* [What is required]: Task for the listing below: copy it out in full, exactly.

* [Data to examine]:

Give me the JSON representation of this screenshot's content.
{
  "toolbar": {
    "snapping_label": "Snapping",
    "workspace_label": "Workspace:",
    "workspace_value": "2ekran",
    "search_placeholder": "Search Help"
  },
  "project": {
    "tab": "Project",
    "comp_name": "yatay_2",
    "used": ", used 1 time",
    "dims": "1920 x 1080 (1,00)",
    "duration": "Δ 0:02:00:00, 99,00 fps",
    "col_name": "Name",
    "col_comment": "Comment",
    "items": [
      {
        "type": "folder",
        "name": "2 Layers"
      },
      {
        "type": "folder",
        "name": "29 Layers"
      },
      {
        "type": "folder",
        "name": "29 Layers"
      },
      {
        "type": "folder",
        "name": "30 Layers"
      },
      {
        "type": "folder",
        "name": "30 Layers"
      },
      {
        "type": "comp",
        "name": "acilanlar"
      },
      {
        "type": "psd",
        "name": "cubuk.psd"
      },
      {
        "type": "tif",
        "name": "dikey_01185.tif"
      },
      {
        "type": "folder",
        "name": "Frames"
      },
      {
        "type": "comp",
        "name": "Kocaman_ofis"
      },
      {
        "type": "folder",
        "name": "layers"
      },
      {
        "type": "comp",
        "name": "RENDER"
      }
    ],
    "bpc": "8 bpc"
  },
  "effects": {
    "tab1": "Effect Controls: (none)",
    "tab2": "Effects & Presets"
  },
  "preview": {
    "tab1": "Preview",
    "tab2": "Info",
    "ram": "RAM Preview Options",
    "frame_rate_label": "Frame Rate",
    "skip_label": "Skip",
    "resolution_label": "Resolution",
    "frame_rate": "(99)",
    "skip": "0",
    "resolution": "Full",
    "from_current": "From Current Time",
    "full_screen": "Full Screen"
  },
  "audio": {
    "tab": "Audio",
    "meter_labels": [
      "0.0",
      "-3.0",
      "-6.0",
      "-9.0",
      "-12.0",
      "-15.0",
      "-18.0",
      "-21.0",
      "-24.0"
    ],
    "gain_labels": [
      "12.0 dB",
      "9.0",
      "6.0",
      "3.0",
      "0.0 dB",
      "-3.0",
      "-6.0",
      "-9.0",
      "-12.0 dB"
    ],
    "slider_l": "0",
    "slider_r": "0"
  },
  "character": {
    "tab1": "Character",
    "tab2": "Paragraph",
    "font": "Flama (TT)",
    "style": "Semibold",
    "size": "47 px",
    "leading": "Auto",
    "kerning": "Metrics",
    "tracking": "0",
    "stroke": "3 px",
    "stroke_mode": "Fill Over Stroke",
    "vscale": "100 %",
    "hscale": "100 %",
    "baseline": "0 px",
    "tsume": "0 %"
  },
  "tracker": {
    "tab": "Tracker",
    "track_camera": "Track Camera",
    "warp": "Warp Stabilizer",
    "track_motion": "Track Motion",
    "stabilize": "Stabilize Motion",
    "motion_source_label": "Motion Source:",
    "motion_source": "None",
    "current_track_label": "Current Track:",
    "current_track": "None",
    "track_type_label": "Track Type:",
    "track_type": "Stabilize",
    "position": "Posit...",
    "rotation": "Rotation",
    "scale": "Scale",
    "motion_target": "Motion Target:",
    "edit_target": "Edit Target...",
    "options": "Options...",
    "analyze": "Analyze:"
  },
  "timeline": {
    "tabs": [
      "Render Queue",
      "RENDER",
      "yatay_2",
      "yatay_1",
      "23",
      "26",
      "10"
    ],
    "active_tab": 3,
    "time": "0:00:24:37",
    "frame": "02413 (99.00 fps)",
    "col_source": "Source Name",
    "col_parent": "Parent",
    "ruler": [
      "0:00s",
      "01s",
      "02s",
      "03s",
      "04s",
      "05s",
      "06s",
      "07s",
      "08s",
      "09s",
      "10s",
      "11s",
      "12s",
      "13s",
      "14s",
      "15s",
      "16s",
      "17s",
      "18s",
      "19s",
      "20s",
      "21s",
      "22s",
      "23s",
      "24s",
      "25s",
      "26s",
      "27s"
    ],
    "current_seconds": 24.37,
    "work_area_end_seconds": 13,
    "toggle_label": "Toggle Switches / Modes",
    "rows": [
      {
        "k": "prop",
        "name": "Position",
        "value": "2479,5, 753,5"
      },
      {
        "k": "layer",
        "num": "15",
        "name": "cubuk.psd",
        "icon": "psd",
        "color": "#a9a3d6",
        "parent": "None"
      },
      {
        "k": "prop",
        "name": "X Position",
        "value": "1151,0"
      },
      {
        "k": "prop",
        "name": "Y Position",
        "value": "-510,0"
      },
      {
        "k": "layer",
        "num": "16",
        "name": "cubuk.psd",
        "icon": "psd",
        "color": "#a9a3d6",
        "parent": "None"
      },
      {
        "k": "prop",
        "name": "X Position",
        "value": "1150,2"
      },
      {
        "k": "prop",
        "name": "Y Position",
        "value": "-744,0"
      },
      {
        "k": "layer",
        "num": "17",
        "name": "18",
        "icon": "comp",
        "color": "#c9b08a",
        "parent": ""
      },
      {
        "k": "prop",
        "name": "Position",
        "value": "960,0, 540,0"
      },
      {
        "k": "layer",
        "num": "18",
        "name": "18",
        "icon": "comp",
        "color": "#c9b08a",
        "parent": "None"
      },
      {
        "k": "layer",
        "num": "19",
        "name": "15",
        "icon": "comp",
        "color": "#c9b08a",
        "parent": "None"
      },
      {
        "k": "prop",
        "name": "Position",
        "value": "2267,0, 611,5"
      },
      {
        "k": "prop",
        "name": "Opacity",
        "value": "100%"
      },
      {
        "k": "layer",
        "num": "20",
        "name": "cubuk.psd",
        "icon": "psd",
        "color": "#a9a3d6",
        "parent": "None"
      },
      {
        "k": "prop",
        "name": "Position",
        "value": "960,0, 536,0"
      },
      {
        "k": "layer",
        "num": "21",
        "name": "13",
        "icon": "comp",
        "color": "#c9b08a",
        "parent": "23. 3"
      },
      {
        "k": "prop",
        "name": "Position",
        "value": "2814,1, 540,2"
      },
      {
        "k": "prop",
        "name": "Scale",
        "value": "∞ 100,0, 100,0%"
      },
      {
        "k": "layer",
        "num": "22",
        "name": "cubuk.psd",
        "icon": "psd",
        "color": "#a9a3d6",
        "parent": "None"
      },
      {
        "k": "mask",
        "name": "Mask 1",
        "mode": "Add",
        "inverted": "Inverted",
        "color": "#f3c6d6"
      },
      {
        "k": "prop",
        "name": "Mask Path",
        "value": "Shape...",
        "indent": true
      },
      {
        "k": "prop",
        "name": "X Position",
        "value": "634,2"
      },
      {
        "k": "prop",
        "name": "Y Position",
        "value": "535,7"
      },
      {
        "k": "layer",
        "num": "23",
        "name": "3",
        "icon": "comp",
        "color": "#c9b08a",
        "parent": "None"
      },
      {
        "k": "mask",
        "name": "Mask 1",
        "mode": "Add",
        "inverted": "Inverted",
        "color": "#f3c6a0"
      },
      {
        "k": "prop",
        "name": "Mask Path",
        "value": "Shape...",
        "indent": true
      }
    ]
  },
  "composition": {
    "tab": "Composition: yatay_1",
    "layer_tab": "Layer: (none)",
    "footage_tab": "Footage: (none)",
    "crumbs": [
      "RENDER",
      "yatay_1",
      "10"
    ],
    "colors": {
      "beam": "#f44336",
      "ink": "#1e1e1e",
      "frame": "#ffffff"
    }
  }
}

* [Output of the exercise]:
Give me the JSON representation of this screenshot's content.
{
  "toolbar": {
    "snapping_label": "Snapping",
    "workspace_label": "Workspace:",
    "workspace_value": "2ekran",
    "search_placeholder": "Search Help"
  },
  "project": {
    "tab": "Project",
    "comp_name": "yatay_2",
    "used": ", used 1 time",
    "dims": "1920 x 1080 (1,00)",
    "duration": "Δ 0:02:00:00, 99,00 fps",
    "col_name": "Name",
    "col_comment": "Comment",
    "items": [
      {
        "type": "folder",
        "name": "2 Layers"
      },
      {
        "type": "folder",
        "name": "29 Layers"
      },
      {
        "type": "folder",
        "name": "29 Layers"
      },
      {
        "type": "folder",
        "name": "30 Layers"
      },
      {
        "type": "folder",
        "name": "30 Layers"
      },
      {
        "type": "comp",
        "name": "acilanlar"
      },
      {
        "type": "psd",
        "name": "cubuk.psd"
      },
      {
        "type": "tif",
        "name": "dikey_01185.tif"
      },
      {
        "type": "folder",
        "name": "Frames"
      },
      {
        "type": "comp",
        "name": "Kocaman_ofis"
      },
      {
        "type": "folder",
        "name": "layers"
      },
      {
        "type": "comp",
        "name": "RENDER"
      }
    ],
    "bpc": "8 bpc"
  },
  "effects": {
    "tab1": "Effect Controls: (none)",
    "tab2": "Effects & Presets"
  },
  "preview": {
    "tab1": "Preview",
    "tab2": "Info",
    "ram": "RAM Preview Options",
    "frame_rate_label": "Frame Rate",
    "skip_label": "Skip",
    "resolution_label": "Resolution",
    "frame_rate": "(99)",
    "skip": "0",
    "resolution": "Full",
    "from_current": "From Current Time",
    "full_screen": "Full Screen"
  },
  "audio": {
    "tab": "Audio",
    "meter_labels": [
      "0.0",
      "-3.0",
      "-6.0",
      "-9.0",
      "-12.0",
      "-15.0",
      "-18.0",
      "-21.0",
      "-24.0"
    ],
    "gain_labels": [
      "12.0 dB",
      "9.0",
      "6.0",
      "3.0",
      "0.0 dB",
      "-3.0",
      "-6.0",
      "-9.0",
      "-12.0 dB"
    ],
    "slider_l": "0",
    "slider_r": "0"
  },
  "character": {
    "tab1": "Character",
    "tab2": "Paragraph",
    "font": "Flama (TT)",
    "style": "Semibold",
    "size": "47 px",
    "leading": "Auto",
    "kerning": "Metrics",
    "tracking": "0",
    "stroke": "3 px",
    "stroke_mode": "Fill Over Stroke",
    "vscale": "100 %",
    "hscale": "100 %",
    "baseline": "0 px",
    "tsume": "0 %"
  },
  "tracker": {
    "tab": "Tracker",
    "track_camera": "Track Camera",
    "warp": "Warp Stabilizer",
    "track_motion": "Track Motion",
    "stabilize": "Stabilize Motion",
    "motion_source_label": "Motion Source:",
    "motion_source": "None",
    "current_track_label": "Current Track:",
    "current_track": "None",
    "track_type_label": "Track Type:",
    "track_type": "Stabilize",
    "position": "Posit...",
    "rotation": "Rotation",
    "scale": "Scale",
    "motion_target": "Motion Target:",
    "edit_target": "Edit Target...",
    "options": "Options...",
    "analyze": "Analyze:"
  },
  "timeline": {
    "tabs": [
      "Render Queue",
      "RENDER",
      "yatay_2",
      "yatay_1",
      "23",
      "26",
      "10"
    ],
    "active_tab": 3,
    "time": "0:00:24:37",
    "frame": "02413 (99.00 fps)",
    "col_source": "Source Name",
    "col_parent": "Parent",
    "ruler": [
      "0:00s",
      "01s",
      "02s",
      "03s",
      "04s",
      "05s",
      "06s",
      "07s",
      "08s",
      "09s",
      "10s",
      "11s",
      "12s",
      "13s",
      "14s",
      "15s",
      "16s",
      "17s",
      "18s",
      "19s",
      "20s",
      "21s",
      "22s",
      "23s",
      "24s",
      "25s",
      "26s",
      "27s"
    ],
    "current_seconds": 24.37,
    "work_area_end_seconds": 13,
    "toggle_label": "Toggle Switches / Modes",
    "rows": [
      {
        "k": "prop",
        "name": "Position",
        "value": "2479,5, 753,5"
      },
      {
        "k": "layer",
        "num": "15",
        "name": "cubuk.psd",
        "icon": "psd",
        "color": "#a9a3d6",
        "parent": "None"
      },
      {
        "k": "prop",
        "name": "X Position",
        "value": "1151,0"
      },
      {
        "k": "prop",
        "name": "Y Position",
        "value": "-510,0"
      },
      {
        "k": "layer",
        "num": "16",
        "name": "cubuk.psd",
        "icon": "psd",
        "color": "#a9a3d6",
        "parent": "None"
      },
      {
        "k": "prop",
        "name": "X Position",
        "value": "1150,2"
      },
      {
        "k": "prop",
        "name": "Y Position",
        "value": "-744,0"
      },
      {
        "k": "layer",
        "num": "17",
        "name": "18",
        "icon": "comp",
        "color": "#c9b08a",
        "parent": ""
      },
      {
        "k": "prop",
        "name": "Position",
        "value": "960,0, 540,0"
      },
      {
        "k": "layer",
        "num": "18",
        "name": "18",
        "icon": "comp",
        "color": "#c9b08a",
        "parent": "None"
      },
      {
        "k": "layer",
        "num": "19",
        "name": "15",
        "icon": "comp",
        "color": "#c9b08a",
        "parent": "None"
      },
      {
        "k": "prop",
        "name": "Position",
        "value": "2267,0, 611,5"
      },
      {
        "k": "prop",
        "name": "Opacity",
        "value": "100%"
      },
      {
        "k": "layer",
        "num": "20",
        "name": "cubuk.psd",
        "icon": "psd",
        "color": "#a9a3d6",
        "parent": "None"
      },
      {
        "k": "prop",
        "name": "Position",
        "value": "960,0, 536,0"
      },
      {
        "k": "layer",
        "num": "21",
        "name": "13",
        "icon": "comp",
        "color": "#c9b08a",
        "parent": "23. 3"
      },
      {
        "k": "prop",
        "name": "Position",
        "value": "2814,1, 540,2"
      },
      {
        "k": "prop",
        "name": "Scale",
        "value": "∞ 100,0, 100,0%"
      },
      {
        "k": "layer",
        "num": "22",
        "name": "cubuk.psd",
        "icon": "psd",
        "color": "#a9a3d6",
        "parent": "None"
      },
      {
        "k": "mask",
        "name": "Mask 1",
        "mode": "Add",
        "inverted": "Inverted",
        "color": "#f3c6d6"
      },
      {
        "k": "prop",
        "name": "Mask Path",
        "value": "Shape...",
        "indent": true
      },
      {
        "k": "prop",
        "name": "X Position",
        "value": "634,2"
      },
      {
        "k": "prop",
        "name": "Y Position",
        "value": "535,7"
      },
      {
        "k": "layer",
        "num": "23",
        "name": "3",
        "icon": "comp",
        "color": "#c9b08a",
        "parent": "None"
      },
      {
        "k": "mask",
        "name": "Mask 1",
        "mode": "Add",
        "inverted": "Inverted",
        "color": "#f3c6a0"
      },
      {
        "k": "prop",
        "name": "Mask Path",
        "value": "Shape...",
        "indent": true
      }
    ]
  },
  "composition": {
    "tab": "Composition: yatay_1",
    "layer_tab": "Layer: (none)",
    "footage_tab": "Footage: (none)",
    "crumbs": [
      "RENDER",
      "yatay_1",
      "10"
    ],
    "colors": {
      "beam": "#f44336",
      "ink": "#1e1e1e",
      "frame": "#ffffff"
    }
  }
}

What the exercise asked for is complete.